A materialized view will not self-update. So we need an approach to refresh the data. If you only wish to execute live queries (no materialized views) then you can ignore this section.

Refresh approach 1 (non-concurrent) Easier and faster but with concurrent reads blocked.


This will block concurrent reads, so if you need to be able to always read from the view follow the next approach.

Refresh approach 2 (concurrent) Non-blocking refreshes (this requires a unique index on the materialized view).


This requires a unique index to work. For example, after creating the view:

CREATE UNIQUE INDEX mv_user_id_updated_on_idx ON data.mv_users (id, updated_on);

Periodic refresh If the data you retrieve takes more than 5 minutes to transfer or you don’t mind refreshing synchronously, you can issue the REFRESH commands above inside your code or in a periodic task as needed.

Refresh Lambdas If retrieving the data from Redshift takes fewer than 5 minutes, AWS’s Lambda is a good approach to use here. Be mindful of concurrency, for example it’s bad practice to issue multiple concurrent refreshes on a single table while another refresh is currently happening on the same table. We’ll have more about how we approach this in a subsequent blog post.

Incremental refreshes The above refresh methods query the full set of data each time (even if nothing has changed), if you don’t have updates on your data you may want to use the following approach instead:

  • As above but create a table (we call this a mirrored table) instead of a materialized view.
  • Use a refresh procedure that inserts into the table which selects only the rows that have a primary key greater than what currently exists in the mirrored table.

Step 6: Operations and monitoring

Dblink ingestion incurs regular data transfer costs, hence if you don’t want to be charged for the network traffic of synchronizing the data please have your Postgres RDS instance in the same AZ as your Redshift leader node.

You need to ensure that the user permissions for the users querying data via Dblink matches that of the same users querying directly on Redshift, so that additional permissions aren’t granted by querying Dblink.

In the AWS console, keep an eye on the following Postgres RDS metrics to ensure that the instance isn’t overwhelmed:

  • Free disk space
  • IOPS
  • Network bandwidth
  • Lock wait times

And then of course we use our own dashboard to monitor the performance of our Amazon Redshift clusters and our data pipelines. A few select key metrics we pay attention to are:

  • Concurrency levels and queue wait time
  • Disk-based query volume
  • Query latency trends
  • Table growth

Image 2: dashboard — query memory footprint

For example, in image 2 you can see a distribution of all queries for a certain time interval. We can see how much memory each query consumes, if it’s disk-based or not, and what the total query return time (execution time + queue time) is.

Caveats and limits

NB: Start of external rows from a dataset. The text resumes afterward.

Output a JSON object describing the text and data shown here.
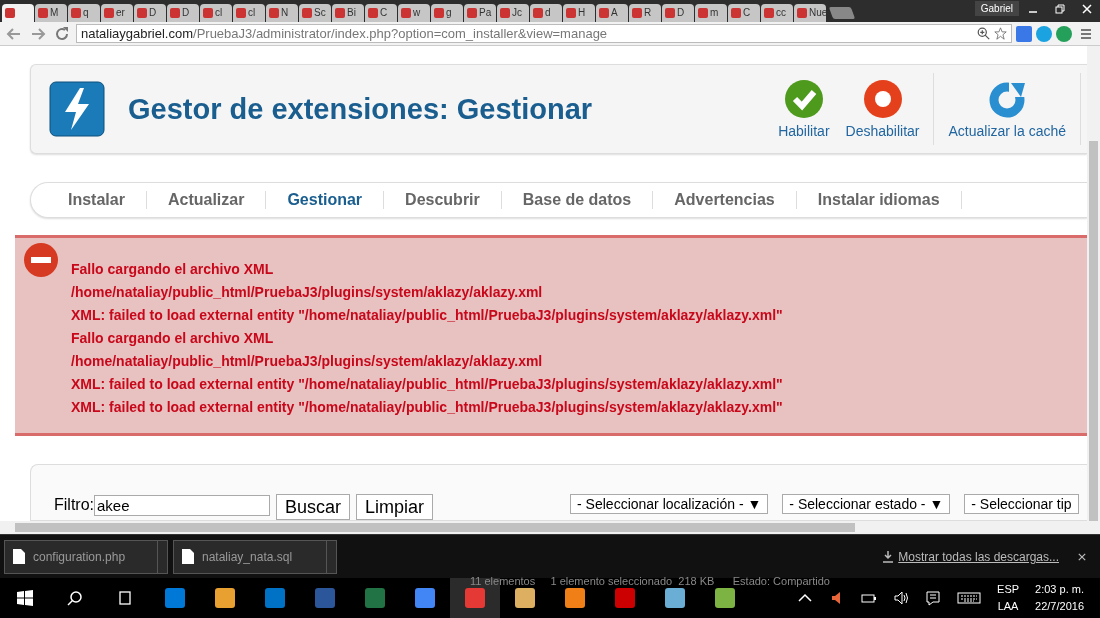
{
  "browser": {
    "tabs": [
      {
        "selected": true
      },
      {
        "label": "M",
        "selected": false
      },
      {
        "label": "q",
        "selected": false
      },
      {
        "label": "er",
        "selected": false
      },
      {
        "label": "D",
        "selected": false
      },
      {
        "label": "D",
        "selected": false
      },
      {
        "label": "cl",
        "selected": false
      },
      {
        "label": "cl",
        "selected": false
      },
      {
        "label": "N",
        "selected": false
      },
      {
        "label": "Sc",
        "selected": false
      },
      {
        "label": "Bi",
        "selected": false
      },
      {
        "label": "C",
        "selected": false
      },
      {
        "label": "w",
        "selected": false
      },
      {
        "label": "g",
        "selected": false
      },
      {
        "label": "Pa",
        "selected": false
      },
      {
        "label": "Jc",
        "selected": false
      },
      {
        "label": "d",
        "selected": false
      },
      {
        "label": "H",
        "selected": false
      },
      {
        "label": "A",
        "selected": false
      },
      {
        "label": "R",
        "selected": false
      },
      {
        "label": "D",
        "selected": false
      },
      {
        "label": "m",
        "selected": false
      },
      {
        "label": "C",
        "selected": false
      },
      {
        "label": "cc",
        "selected": false
      },
      {
        "label": "Nue",
        "selected": false
      }
    ],
    "profile": "Gabriel",
    "url_host": "nataliaygabriel.com",
    "url_path": "/PruebaJ3/administrator/index.php?option=com_installer&view=manage"
  },
  "page": {
    "title": "Gestor de extensiones: Gestionar",
    "toolbar": [
      {
        "kind": "enable",
        "label": "Habilitar"
      },
      {
        "kind": "disable",
        "label": "Deshabilitar"
      },
      {
        "kind": "refresh",
        "label": "Actualizar la caché"
      }
    ],
    "tabs": [
      {
        "label": "Instalar",
        "selected": false
      },
      {
        "label": "Actualizar",
        "selected": false
      },
      {
        "label": "Gestionar",
        "selected": true
      },
      {
        "label": "Descubrir",
        "selected": false
      },
      {
        "label": "Base de datos",
        "selected": false
      },
      {
        "label": "Advertencias",
        "selected": false
      },
      {
        "label": "Instalar idiomas",
        "selected": false
      }
    ],
    "errors": [
      "Fallo cargando el archivo XML",
      "/home/nataliay/public_html/PruebaJ3/plugins/system/aklazy/aklazy.xml",
      "XML: failed to load external entity \"/home/nataliay/public_html/PruebaJ3/plugins/system/aklazy/aklazy.xml\"",
      "Fallo cargando el archivo XML",
      "/home/nataliay/public_html/PruebaJ3/plugins/system/aklazy/aklazy.xml",
      "XML: failed to load external entity \"/home/nataliay/public_html/PruebaJ3/plugins/system/aklazy/aklazy.xml\"",
      "XML: failed to load external entity \"/home/nataliay/public_html/PruebaJ3/plugins/system/aklazy/aklazy.xml\""
    ],
    "filter": {
      "label": "Filtro:",
      "value": "akee",
      "search_button": "Buscar",
      "clear_button": "Limpiar",
      "selects": [
        "- Seleccionar localización - ▼",
        "- Seleccionar estado - ▼",
        "- Seleccionar tip"
      ]
    }
  },
  "downloads": {
    "items": [
      "configuration.php",
      "nataliay_nata.sql"
    ],
    "show_all": "Mostrar todas las descargas..."
  },
  "taskbar": {
    "behind_text": "11 elementos     1 elemento seleccionado  218 KB      Estado: Compartido",
    "lang_top": "ESP",
    "lang_bottom": "LAA",
    "time": "2:03 p. m.",
    "date": "22/7/2016"
  }
}
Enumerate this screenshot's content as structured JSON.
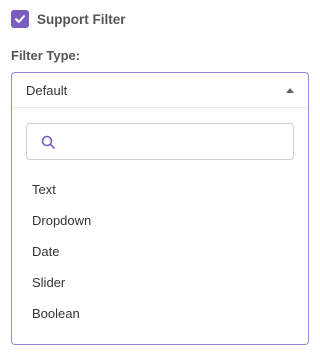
{
  "support_filter": {
    "label": "Support Filter",
    "checked": true
  },
  "filter_type": {
    "label": "Filter Type:",
    "selected": "Default",
    "search_placeholder": "",
    "options": [
      "Text",
      "Dropdown",
      "Date",
      "Slider",
      "Boolean"
    ]
  },
  "colors": {
    "accent": "#7c5cbf",
    "border": "#9c83d2"
  },
  "icons": {
    "check": "check-icon",
    "search": "search-icon",
    "caret": "caret-up-icon"
  }
}
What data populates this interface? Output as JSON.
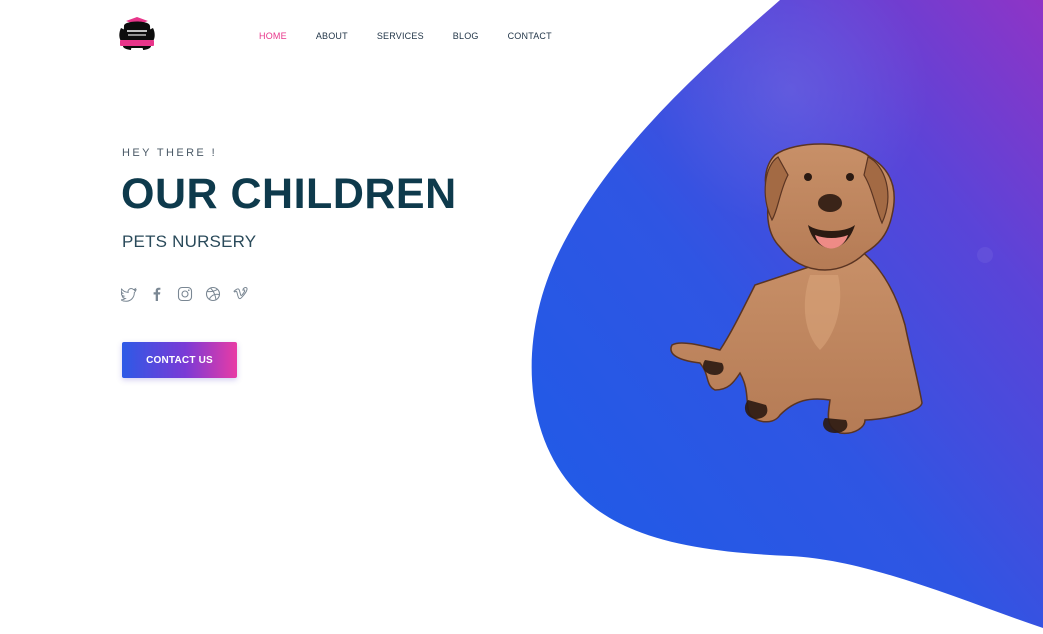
{
  "logo": {
    "name": "Our Children Pets Nursery logo",
    "top_text": "OUR CHILDREN",
    "bottom_text": "PETS NURSERY"
  },
  "nav": {
    "items": [
      {
        "label": "HOME",
        "active": true
      },
      {
        "label": "ABOUT",
        "active": false
      },
      {
        "label": "SERVICES",
        "active": false
      },
      {
        "label": "BLOG",
        "active": false
      },
      {
        "label": "CONTACT",
        "active": false
      }
    ]
  },
  "hero": {
    "greeting": "HEY THERE !",
    "title": "OUR CHILDREN",
    "subtitle": "PETS NURSERY",
    "cta_label": "CONTACT US"
  },
  "social": [
    "twitter-icon",
    "facebook-icon",
    "instagram-icon",
    "dribbble-icon",
    "vimeo-icon"
  ],
  "colors": {
    "accent_pink": "#e8358a",
    "title_dark": "#0e3a4c",
    "gradient_blue": "#2157e6",
    "gradient_purple": "#8a33c9"
  }
}
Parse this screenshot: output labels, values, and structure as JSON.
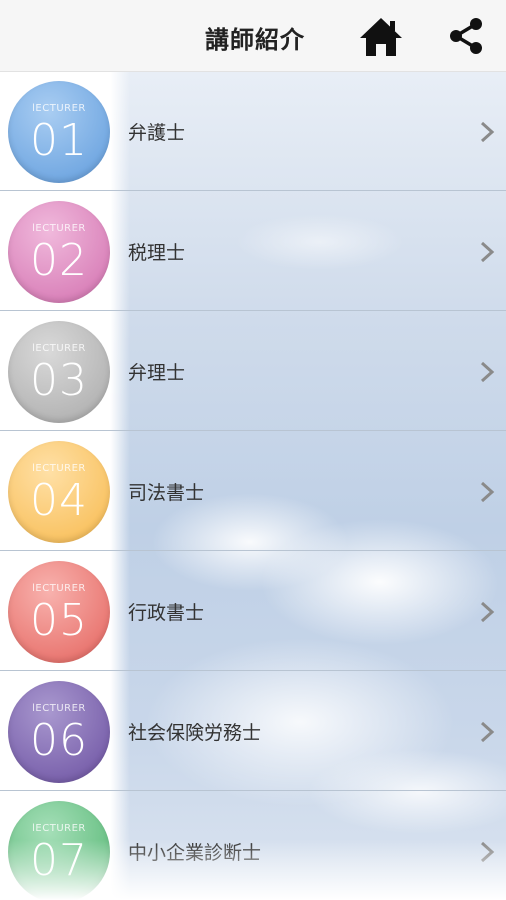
{
  "header": {
    "title": "講師紹介"
  },
  "badge_caption": "lECTURER",
  "items": [
    {
      "number": "01",
      "label": "弁護士",
      "color_top": "#a9cdf2",
      "color_bottom": "#5f9bdc"
    },
    {
      "number": "02",
      "label": "税理士",
      "color_top": "#f0b9dc",
      "color_bottom": "#d26fae"
    },
    {
      "number": "03",
      "label": "弁理士",
      "color_top": "#d9d9d9",
      "color_bottom": "#a8a8a8"
    },
    {
      "number": "04",
      "label": "司法書士",
      "color_top": "#ffe0a6",
      "color_bottom": "#f7b94c"
    },
    {
      "number": "05",
      "label": "行政書士",
      "color_top": "#f8b2ae",
      "color_bottom": "#e4625c"
    },
    {
      "number": "06",
      "label": "社会保険労務士",
      "color_top": "#a998cf",
      "color_bottom": "#6a4fa0"
    },
    {
      "number": "07",
      "label": "中小企業診断士",
      "color_top": "#a5dfb8",
      "color_bottom": "#4fb36e"
    }
  ]
}
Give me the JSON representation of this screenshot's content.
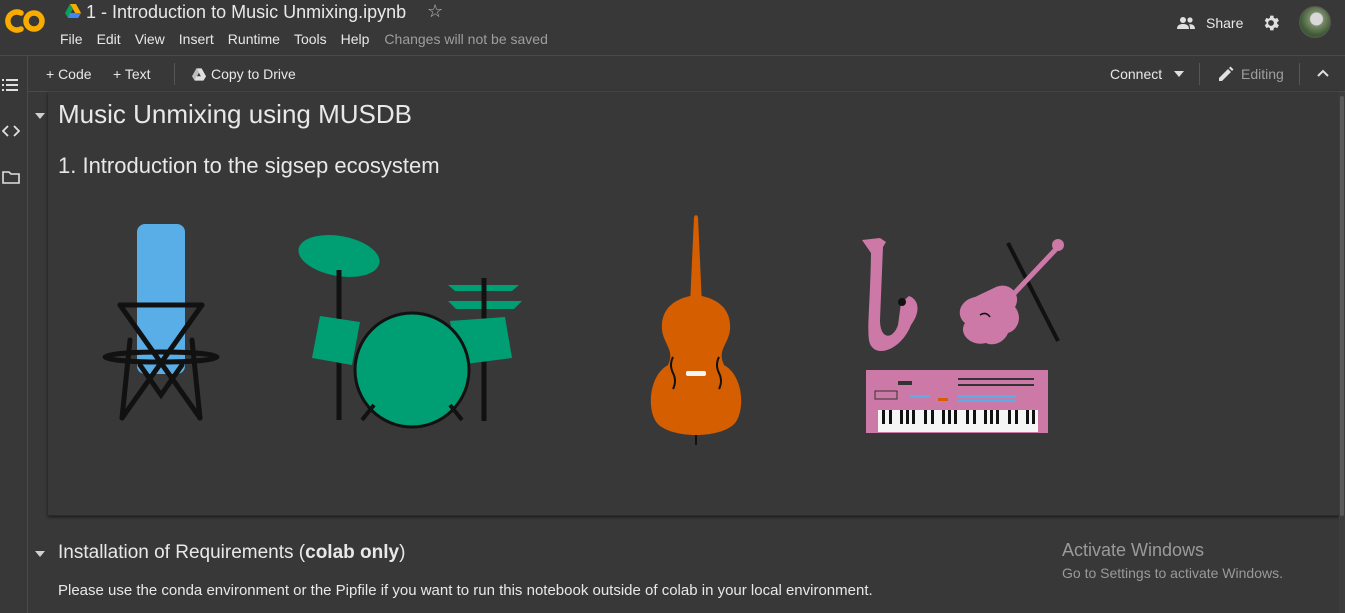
{
  "header": {
    "title": "1 - Introduction to Music Unmixing.ipynb",
    "menus": [
      "File",
      "Edit",
      "View",
      "Insert",
      "Runtime",
      "Tools",
      "Help"
    ],
    "save_status": "Changes will not be saved",
    "share_label": "Share"
  },
  "toolbar": {
    "add_code": "+ Code",
    "add_text": "+ Text",
    "copy_to_drive": "Copy to Drive",
    "connect": "Connect",
    "editing": "Editing"
  },
  "cells": {
    "heading1": "Music Unmixing using MUSDB",
    "heading2": "1. Introduction to the sigsep ecosystem",
    "install_heading_prefix": "Installation of Requirements (",
    "install_heading_bold": "colab only",
    "install_heading_suffix": ")",
    "install_text": "Please use the conda environment or the Pipfile if you want to run this notebook outside of colab in your local environment."
  },
  "watermark": {
    "line1": "Activate Windows",
    "line2": "Go to Settings to activate Windows."
  },
  "colors": {
    "vocals": "#5aaee8",
    "drums": "#009e73",
    "bass": "#d55e00",
    "other": "#cc79a7",
    "colab_orange": "#f9ab00"
  }
}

The total on-disk size limit for Postgres on RDS is 16TB, so the data you link cannot be greater than that (such a transfer would take at least 3.6 hours on a 10Gbit connection). The total table size on Redshift can be greater than 16TB but your materialized view query cannot select a quantity of rows and columns combined with index overhead that would exceed 16TB.

A current limitation of the DNS resolving on RDS is such that lookups don’t resolve to private IPs for DNS queries performed inside of Dblink. Hence if you’re running in a VPC without publicly routable Redshift then you’ll need to setup your own DNS to resolve to the private IP or hardcode Redshift Leader node private IPs when provisioning Dblink.

Wrapping up

With the approach in this post, we showed you how it’s possible to use Amazon Redshift in an OLTP scenario. By using Amazon RDS as a ‘cache’ and leveraging its Dblink feature, we can make any Amazon Redshift table available as a relation in RDS, without the need to explicitly copy that data over.

So if your using Amazon Redshift in an OLTP scenario for building data apps, and you want to monitor the performance of those data apps — schedule a call with us. We’d love to look at your set-up, and help you with a free trial of to tune your Amazon Redshift cluster.

Originally published at on July 5, 2018.